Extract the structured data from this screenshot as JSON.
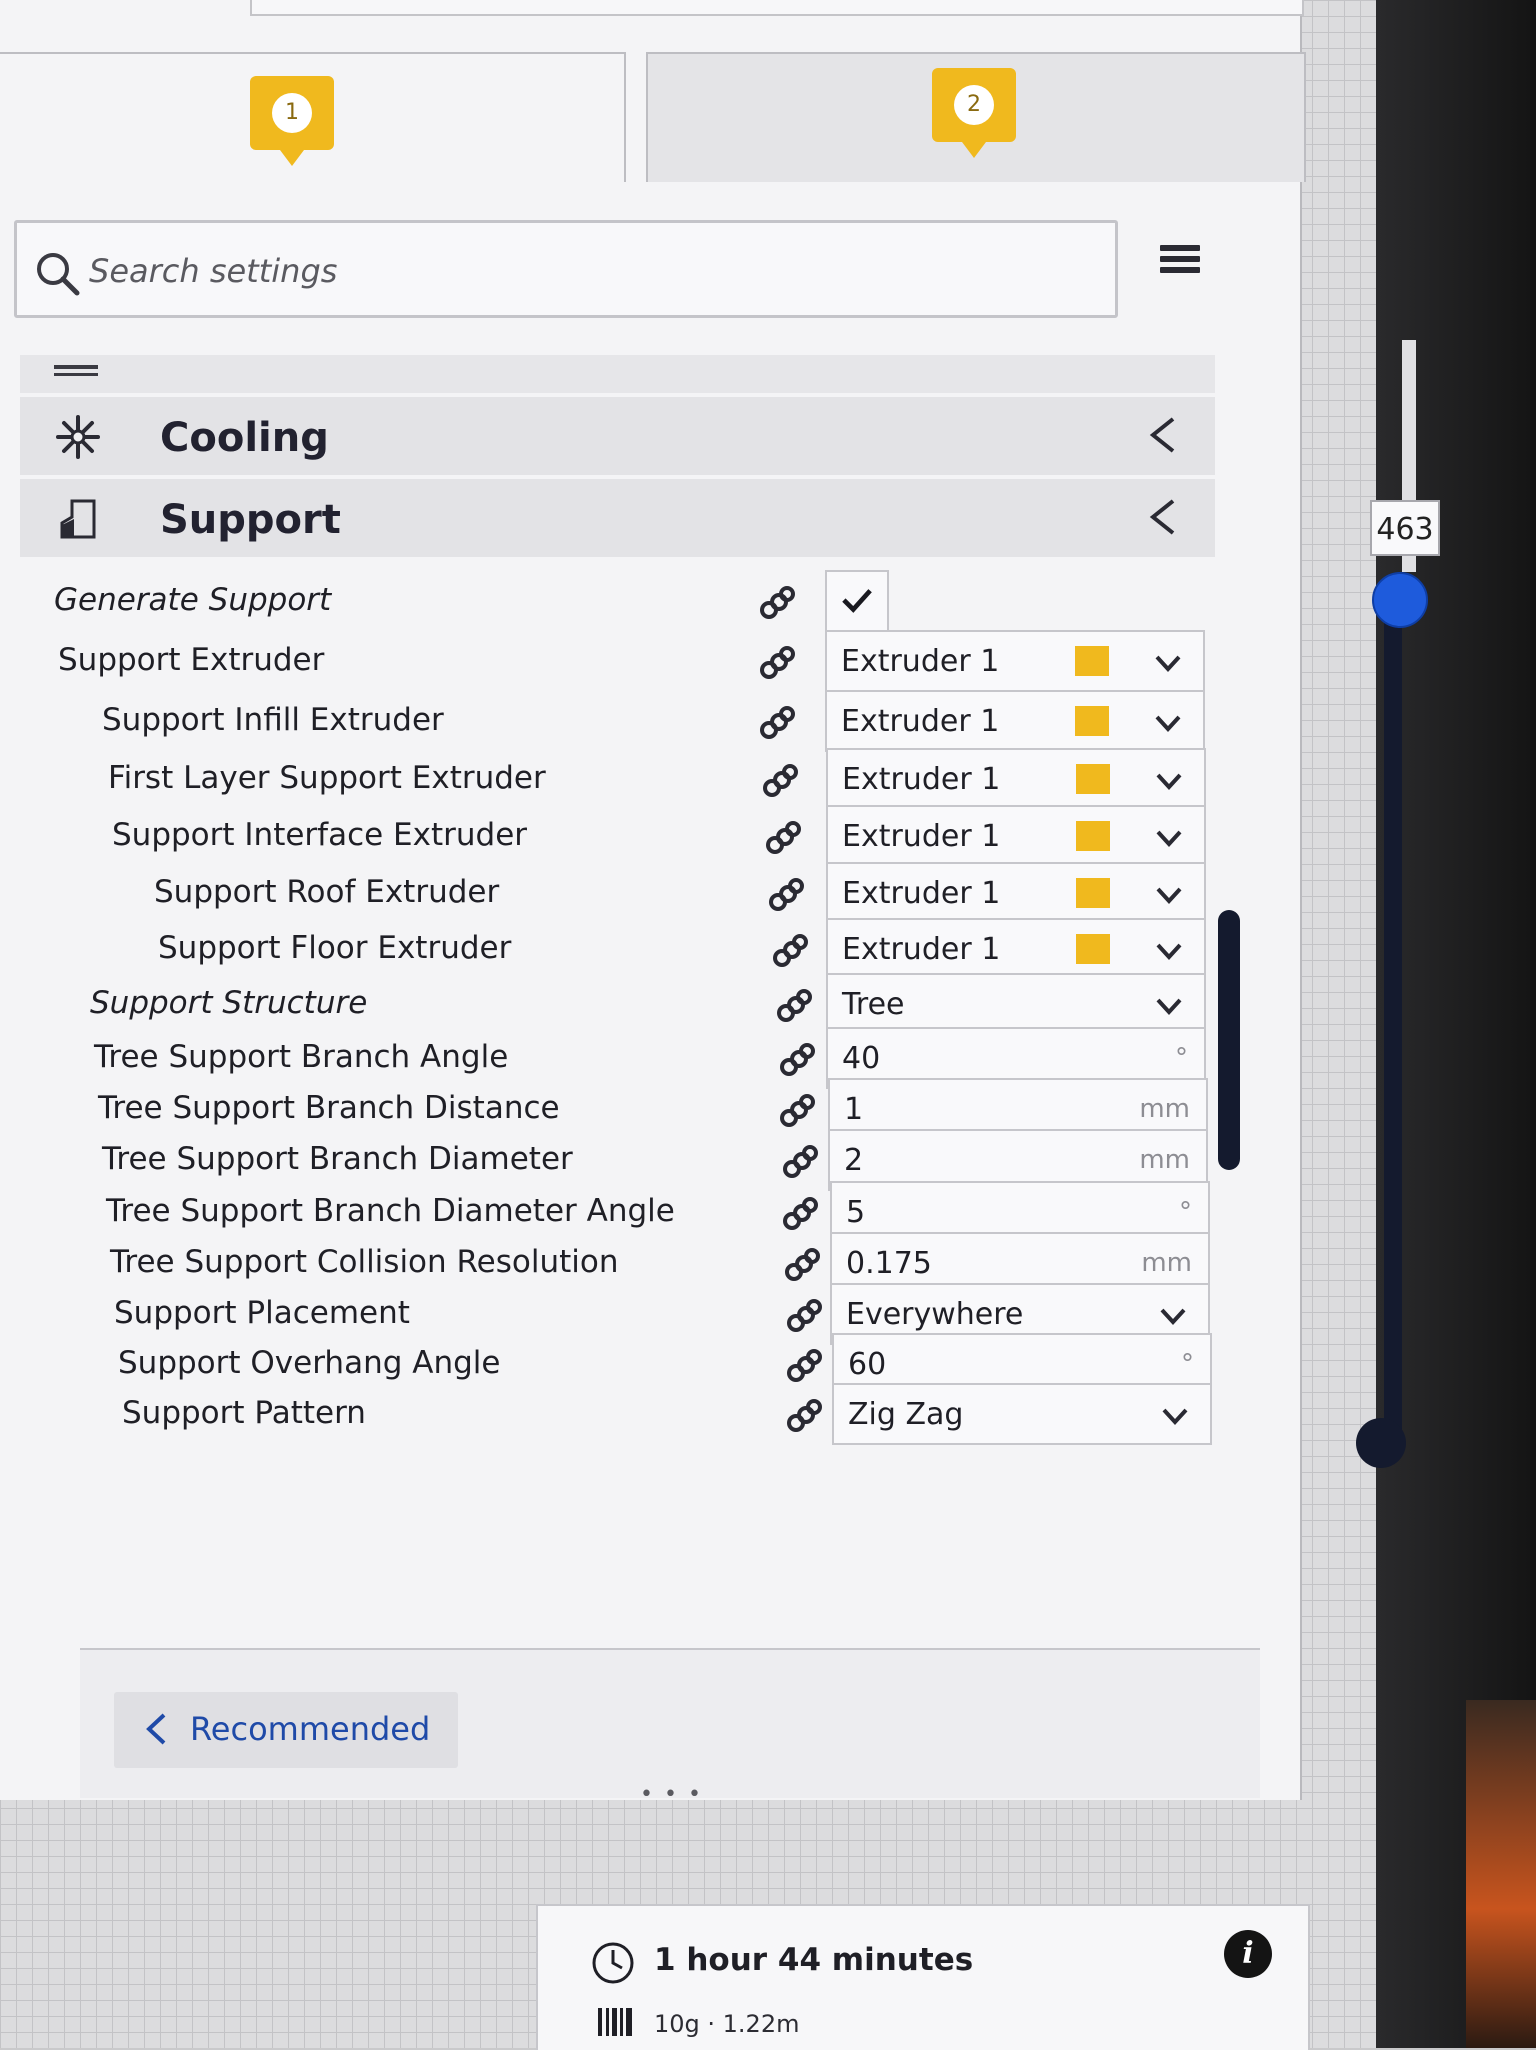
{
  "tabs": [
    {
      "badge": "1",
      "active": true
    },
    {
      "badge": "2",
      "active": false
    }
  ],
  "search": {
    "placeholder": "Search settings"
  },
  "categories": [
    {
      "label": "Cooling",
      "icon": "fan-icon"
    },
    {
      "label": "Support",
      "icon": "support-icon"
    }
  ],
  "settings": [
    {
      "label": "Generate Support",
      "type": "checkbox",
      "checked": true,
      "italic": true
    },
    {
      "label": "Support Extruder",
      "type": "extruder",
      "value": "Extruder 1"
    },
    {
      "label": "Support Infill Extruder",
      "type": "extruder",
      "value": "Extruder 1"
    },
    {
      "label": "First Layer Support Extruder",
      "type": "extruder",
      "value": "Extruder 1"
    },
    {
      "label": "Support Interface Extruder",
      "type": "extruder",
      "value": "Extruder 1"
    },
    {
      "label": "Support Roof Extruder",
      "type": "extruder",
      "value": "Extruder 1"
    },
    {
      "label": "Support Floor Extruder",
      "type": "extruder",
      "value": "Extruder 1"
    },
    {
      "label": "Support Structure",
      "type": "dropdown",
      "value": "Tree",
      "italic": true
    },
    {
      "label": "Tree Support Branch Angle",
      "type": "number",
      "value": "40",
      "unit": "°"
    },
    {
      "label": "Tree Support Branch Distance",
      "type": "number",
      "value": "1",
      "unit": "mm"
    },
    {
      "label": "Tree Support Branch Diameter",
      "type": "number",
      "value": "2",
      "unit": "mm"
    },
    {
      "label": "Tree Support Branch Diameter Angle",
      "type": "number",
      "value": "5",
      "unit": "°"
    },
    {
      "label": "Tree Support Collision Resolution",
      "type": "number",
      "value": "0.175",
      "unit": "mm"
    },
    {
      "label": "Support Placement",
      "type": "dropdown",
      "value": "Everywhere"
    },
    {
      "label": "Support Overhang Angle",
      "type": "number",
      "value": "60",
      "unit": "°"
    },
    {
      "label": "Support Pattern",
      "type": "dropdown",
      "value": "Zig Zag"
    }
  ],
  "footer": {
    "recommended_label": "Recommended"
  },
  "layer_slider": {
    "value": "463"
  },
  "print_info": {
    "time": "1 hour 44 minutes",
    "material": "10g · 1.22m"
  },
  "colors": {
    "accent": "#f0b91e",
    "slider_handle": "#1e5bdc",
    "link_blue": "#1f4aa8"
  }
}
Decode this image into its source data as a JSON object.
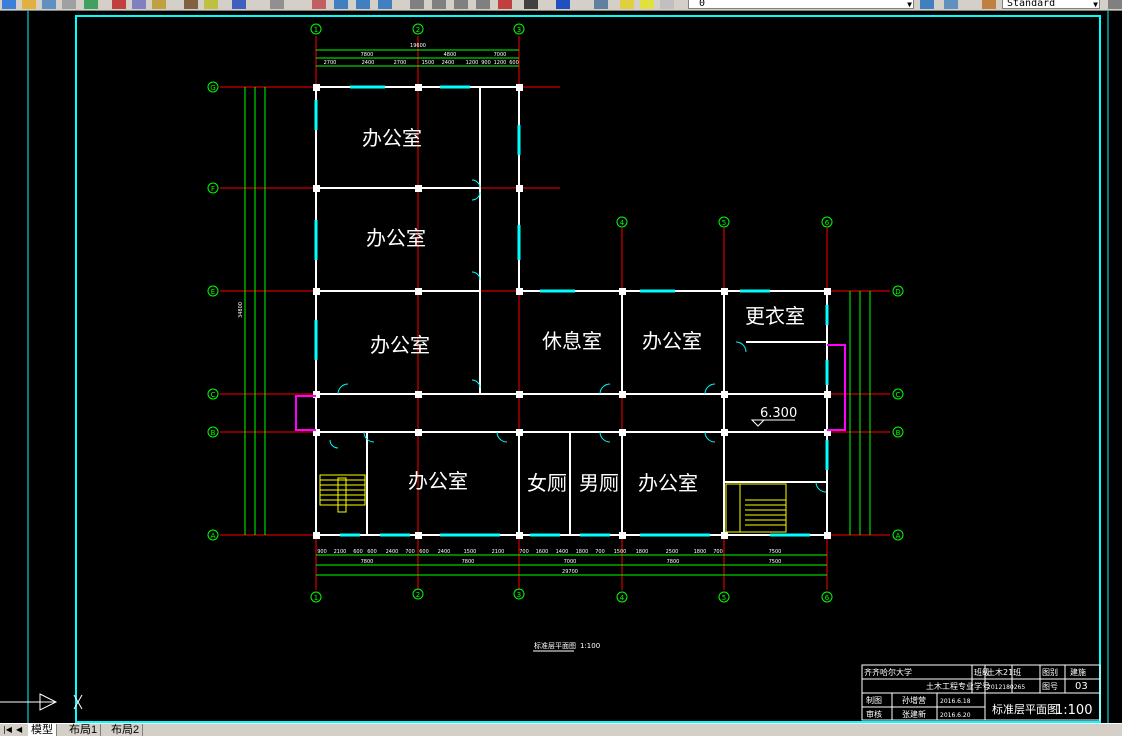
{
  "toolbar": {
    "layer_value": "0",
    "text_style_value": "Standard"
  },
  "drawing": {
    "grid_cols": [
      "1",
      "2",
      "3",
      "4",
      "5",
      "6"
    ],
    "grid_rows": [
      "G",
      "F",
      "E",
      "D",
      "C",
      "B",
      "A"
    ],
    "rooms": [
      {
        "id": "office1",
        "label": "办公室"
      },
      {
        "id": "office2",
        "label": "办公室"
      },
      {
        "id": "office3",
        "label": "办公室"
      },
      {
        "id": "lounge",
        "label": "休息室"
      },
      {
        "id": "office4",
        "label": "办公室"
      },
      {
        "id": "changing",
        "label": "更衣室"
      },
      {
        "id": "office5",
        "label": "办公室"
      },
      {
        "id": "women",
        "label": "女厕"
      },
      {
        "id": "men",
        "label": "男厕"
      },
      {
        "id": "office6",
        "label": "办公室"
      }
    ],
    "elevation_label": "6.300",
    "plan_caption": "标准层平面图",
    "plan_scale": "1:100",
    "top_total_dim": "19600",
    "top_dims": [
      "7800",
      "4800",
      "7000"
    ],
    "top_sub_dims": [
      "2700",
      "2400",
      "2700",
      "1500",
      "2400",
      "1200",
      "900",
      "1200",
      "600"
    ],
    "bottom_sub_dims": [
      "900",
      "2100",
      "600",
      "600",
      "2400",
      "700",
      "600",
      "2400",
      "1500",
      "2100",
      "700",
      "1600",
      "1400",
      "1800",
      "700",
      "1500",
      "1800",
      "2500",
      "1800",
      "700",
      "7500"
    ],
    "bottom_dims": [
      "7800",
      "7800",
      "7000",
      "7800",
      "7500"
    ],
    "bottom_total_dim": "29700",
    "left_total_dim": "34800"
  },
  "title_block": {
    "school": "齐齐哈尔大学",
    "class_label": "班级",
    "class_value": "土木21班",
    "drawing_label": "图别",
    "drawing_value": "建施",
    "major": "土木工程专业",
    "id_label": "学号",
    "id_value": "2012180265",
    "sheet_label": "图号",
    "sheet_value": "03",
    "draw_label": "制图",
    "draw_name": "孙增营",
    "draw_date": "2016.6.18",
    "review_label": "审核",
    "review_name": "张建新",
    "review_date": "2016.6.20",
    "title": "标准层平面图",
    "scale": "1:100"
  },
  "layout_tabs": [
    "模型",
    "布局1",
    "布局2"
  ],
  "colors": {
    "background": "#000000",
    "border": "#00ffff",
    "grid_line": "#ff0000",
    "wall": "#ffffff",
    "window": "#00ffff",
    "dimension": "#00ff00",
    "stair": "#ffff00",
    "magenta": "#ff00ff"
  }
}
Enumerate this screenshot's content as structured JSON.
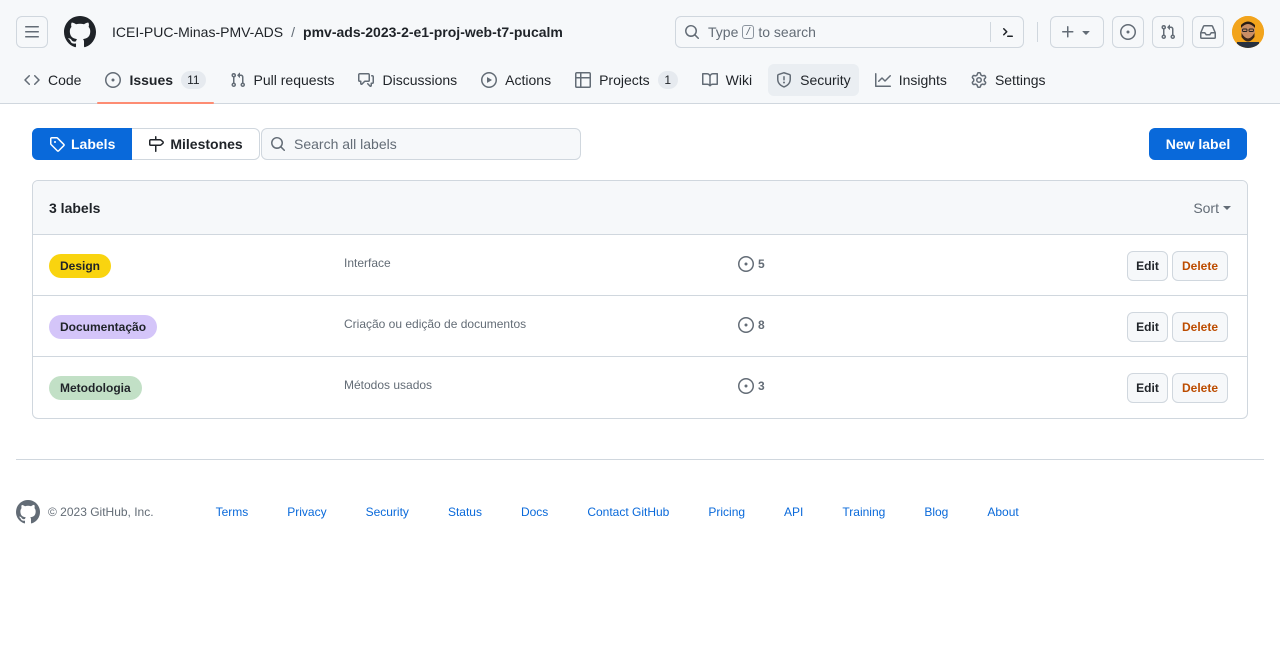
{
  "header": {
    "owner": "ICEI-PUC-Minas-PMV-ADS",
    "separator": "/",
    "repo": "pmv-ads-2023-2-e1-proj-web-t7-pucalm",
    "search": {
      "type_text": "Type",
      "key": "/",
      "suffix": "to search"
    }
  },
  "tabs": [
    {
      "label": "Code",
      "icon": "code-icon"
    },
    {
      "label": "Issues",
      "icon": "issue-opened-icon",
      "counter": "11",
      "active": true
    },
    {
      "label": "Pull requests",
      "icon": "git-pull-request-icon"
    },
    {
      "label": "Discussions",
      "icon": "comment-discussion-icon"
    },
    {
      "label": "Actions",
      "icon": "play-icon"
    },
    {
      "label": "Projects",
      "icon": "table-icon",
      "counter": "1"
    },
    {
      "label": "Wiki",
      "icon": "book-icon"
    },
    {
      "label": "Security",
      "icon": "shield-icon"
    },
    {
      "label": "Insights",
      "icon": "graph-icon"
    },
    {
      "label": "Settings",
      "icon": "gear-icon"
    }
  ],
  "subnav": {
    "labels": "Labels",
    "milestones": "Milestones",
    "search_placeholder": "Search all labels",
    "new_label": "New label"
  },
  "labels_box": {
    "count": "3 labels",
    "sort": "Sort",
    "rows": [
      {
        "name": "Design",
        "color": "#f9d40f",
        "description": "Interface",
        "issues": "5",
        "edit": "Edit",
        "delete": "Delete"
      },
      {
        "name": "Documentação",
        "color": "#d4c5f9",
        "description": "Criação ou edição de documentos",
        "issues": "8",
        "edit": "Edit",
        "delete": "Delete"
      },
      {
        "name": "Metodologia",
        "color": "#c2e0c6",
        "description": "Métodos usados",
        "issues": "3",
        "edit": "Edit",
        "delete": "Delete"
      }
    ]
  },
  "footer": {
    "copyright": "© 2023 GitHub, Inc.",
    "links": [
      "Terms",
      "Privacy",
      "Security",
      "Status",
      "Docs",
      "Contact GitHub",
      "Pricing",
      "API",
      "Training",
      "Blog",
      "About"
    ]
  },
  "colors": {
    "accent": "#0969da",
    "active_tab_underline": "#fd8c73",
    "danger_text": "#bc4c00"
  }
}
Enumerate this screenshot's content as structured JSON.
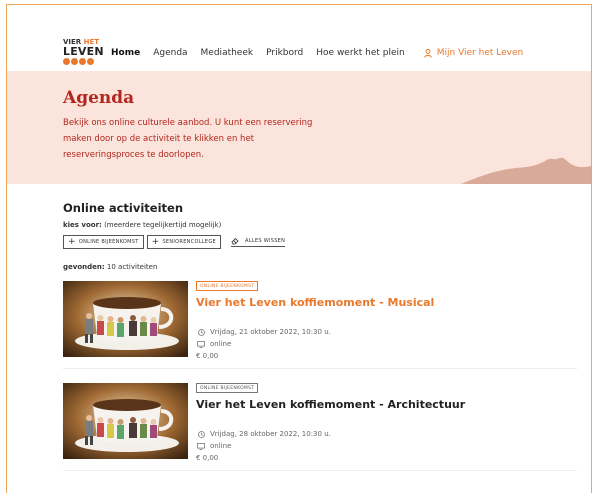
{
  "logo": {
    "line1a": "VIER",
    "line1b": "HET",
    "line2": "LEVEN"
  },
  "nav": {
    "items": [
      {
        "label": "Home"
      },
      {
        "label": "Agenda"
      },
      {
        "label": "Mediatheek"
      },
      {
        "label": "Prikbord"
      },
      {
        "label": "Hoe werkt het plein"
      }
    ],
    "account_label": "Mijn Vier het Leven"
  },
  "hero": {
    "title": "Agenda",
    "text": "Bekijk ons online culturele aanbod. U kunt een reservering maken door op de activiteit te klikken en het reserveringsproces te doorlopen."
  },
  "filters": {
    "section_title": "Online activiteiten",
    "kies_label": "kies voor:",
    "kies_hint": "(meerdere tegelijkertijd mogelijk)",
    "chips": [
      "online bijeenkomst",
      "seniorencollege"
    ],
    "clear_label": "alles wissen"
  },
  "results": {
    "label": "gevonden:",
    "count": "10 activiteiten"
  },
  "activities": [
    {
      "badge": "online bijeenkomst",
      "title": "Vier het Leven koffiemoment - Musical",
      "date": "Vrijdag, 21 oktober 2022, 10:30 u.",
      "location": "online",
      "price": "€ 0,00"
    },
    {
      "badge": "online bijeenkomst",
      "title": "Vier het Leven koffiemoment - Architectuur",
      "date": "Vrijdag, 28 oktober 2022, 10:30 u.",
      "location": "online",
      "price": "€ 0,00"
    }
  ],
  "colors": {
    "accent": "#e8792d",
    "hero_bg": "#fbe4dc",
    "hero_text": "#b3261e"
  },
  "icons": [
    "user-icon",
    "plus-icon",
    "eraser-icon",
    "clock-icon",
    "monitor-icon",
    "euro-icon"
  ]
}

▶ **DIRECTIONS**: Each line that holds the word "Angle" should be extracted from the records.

▶ **ANSWER BELOW**:
      "label": "Tree Support Branch Angle",
      "label": "Tree Support Branch Diameter Angle",
      "label": "Support Overhang Angle",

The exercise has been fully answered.